**INSTRUCTIONS TO FOLLOW:** Look through the entries below. Report each line that has the word "JSON" in it.

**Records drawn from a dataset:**
- - - - -

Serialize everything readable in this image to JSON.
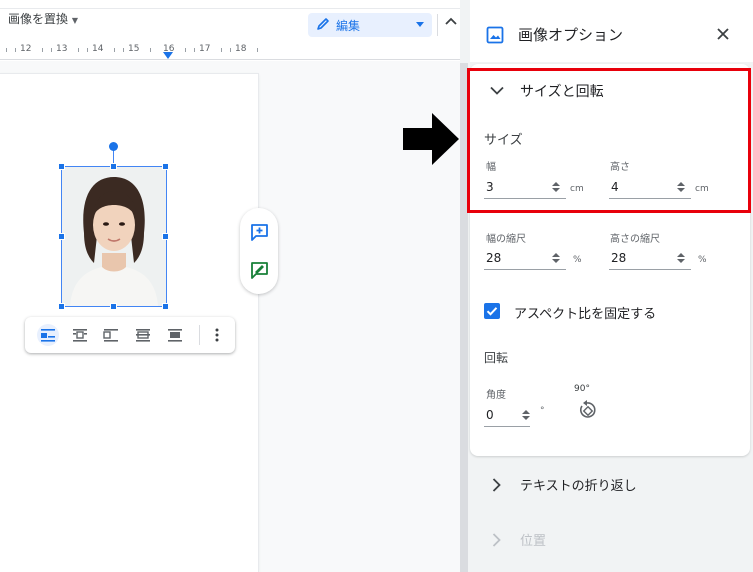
{
  "toolbar": {
    "replace_image_label": "画像を置換",
    "edit_mode_label": "編集"
  },
  "ruler": {
    "numbers": [
      "12",
      "13",
      "14",
      "15",
      "16",
      "17",
      "18"
    ]
  },
  "panel": {
    "title": "画像オプション",
    "size_rotation": {
      "title": "サイズと回転",
      "size_heading": "サイズ",
      "width_label": "幅",
      "width_value": "3",
      "width_unit": "cm",
      "height_label": "高さ",
      "height_value": "4",
      "height_unit": "cm",
      "width_scale_label": "幅の縮尺",
      "width_scale_value": "28",
      "width_scale_unit": "%",
      "height_scale_label": "高さの縮尺",
      "height_scale_value": "28",
      "height_scale_unit": "%",
      "lock_aspect_label": "アスペクト比を固定する",
      "lock_aspect_checked": true,
      "rotation_heading": "回転",
      "angle_label": "角度",
      "angle_value": "0",
      "angle_unit": "°",
      "rotate_90_label": "90°"
    },
    "text_wrap_title": "テキストの折り返し",
    "position_title": "位置"
  },
  "colors": {
    "accent": "#1a73e8",
    "annotation_red": "#e8000b",
    "panel_bg": "#f1f3f4"
  }
}
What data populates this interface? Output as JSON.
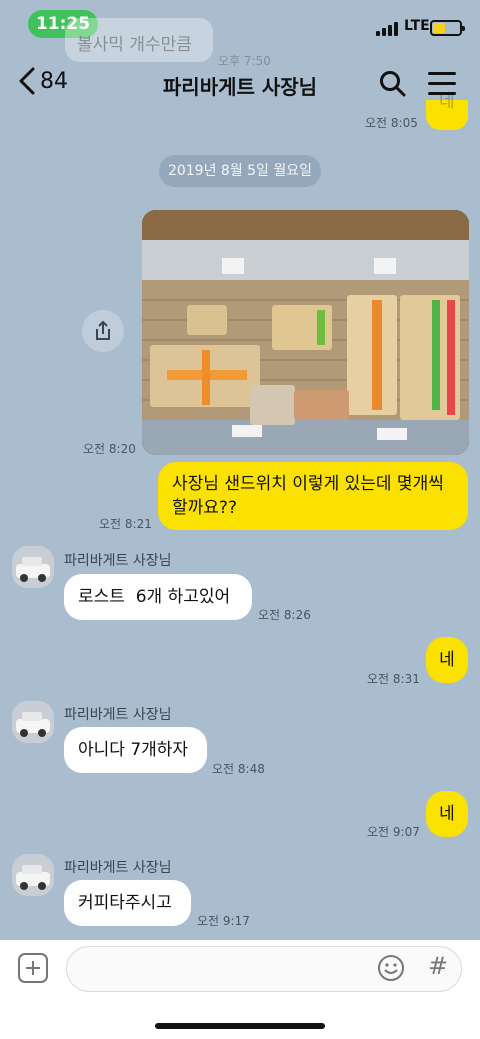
{
  "status_bar": {
    "time": "11:25",
    "network": "LTE"
  },
  "ghost": {
    "text": "볼사믹 개수만큼",
    "time": "오후 7:50"
  },
  "header": {
    "unread_count": "84",
    "title": "파리바게트 사장님"
  },
  "top_fragment": {
    "text": "네",
    "time": "오전 8:05"
  },
  "date_divider": "2019년 8월 5일 월요일",
  "messages": {
    "photo_time": "오전 8:20",
    "m1": {
      "text": "사장님 샌드위치 이렇게 있는데 몇개씩 할까요??",
      "time": "오전 8:21"
    },
    "r1": {
      "sender": "파리바게트 사장님",
      "text": "로스트  6개 하고있어",
      "time": "오전 8:26"
    },
    "m2": {
      "text": "네",
      "time": "오전 8:31"
    },
    "r2": {
      "sender": "파리바게트 사장님",
      "text": "아니다 7개하자",
      "time": "오전 8:48"
    },
    "m3": {
      "text": "네",
      "time": "오전 9:07"
    },
    "r3": {
      "sender": "파리바게트 사장님",
      "text": "커피타주시고",
      "time": "오전 9:17"
    }
  },
  "input": {
    "placeholder": ""
  },
  "colors": {
    "chat_bg": "#aabdcf",
    "my_bubble": "#fae100",
    "their_bubble": "#ffffff",
    "time_pill": "#3fc25a"
  }
}
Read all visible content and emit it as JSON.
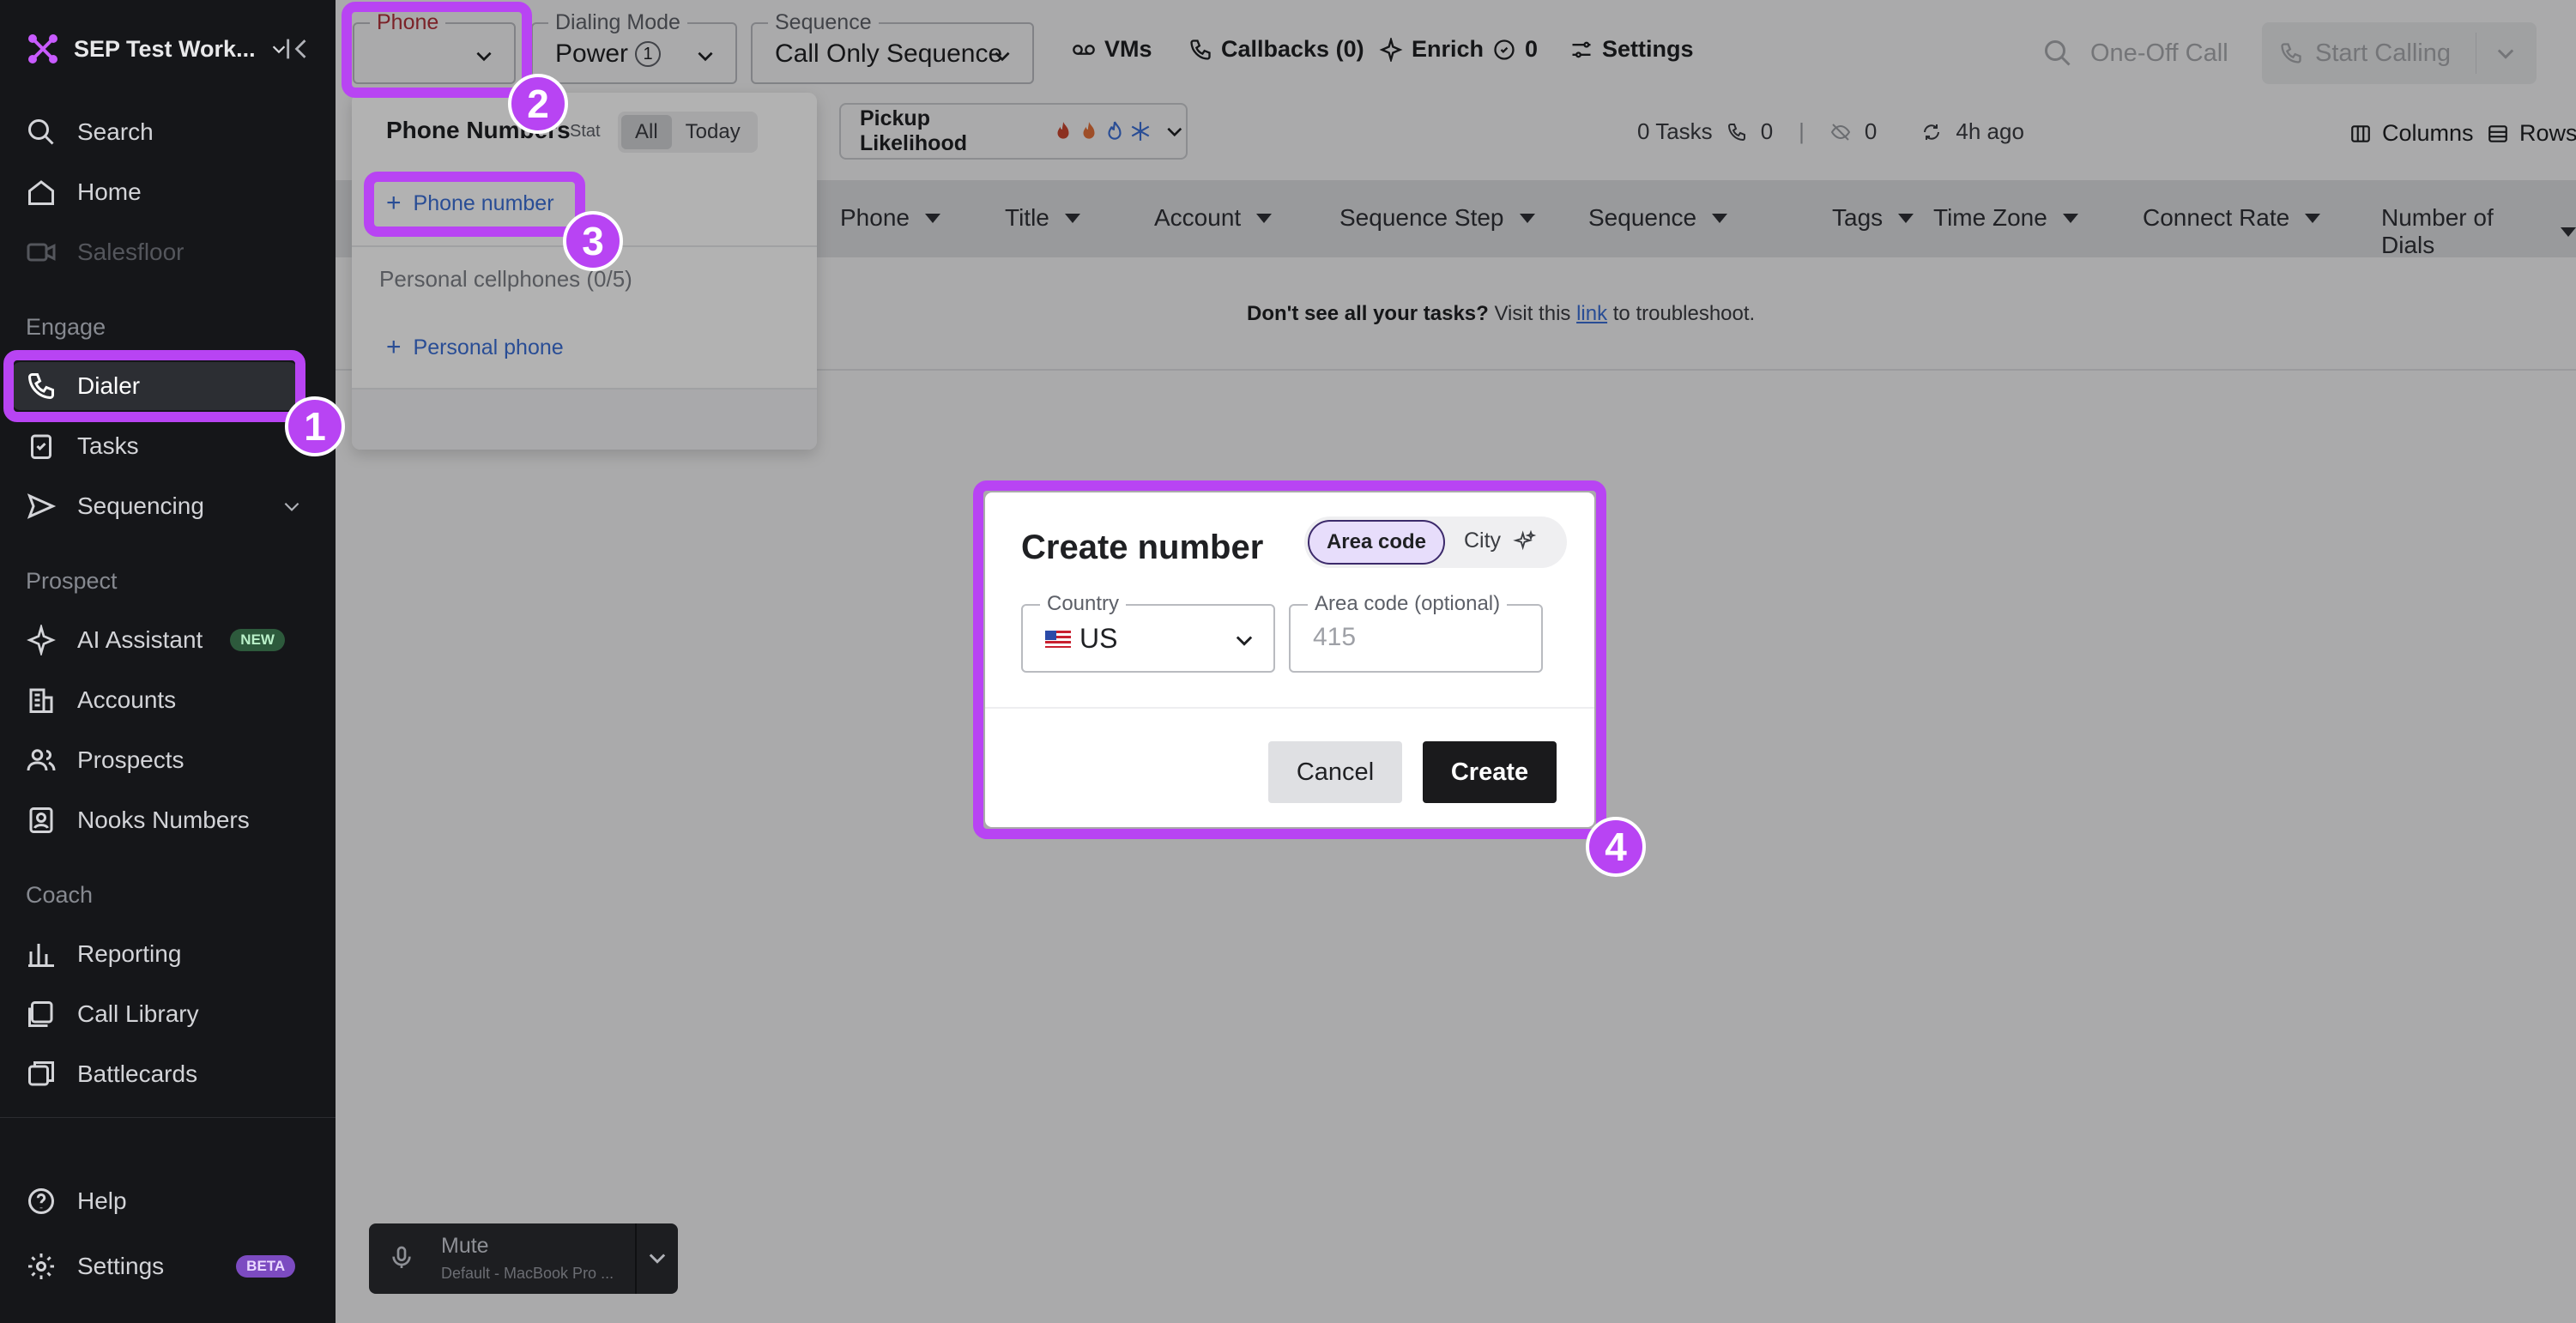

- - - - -

**EXERCISE OUTPUT:**
Serialize everything readable in this image to JSON.
What data populates this interface? Output as JSON.
Read all visible content and emit it as JSON.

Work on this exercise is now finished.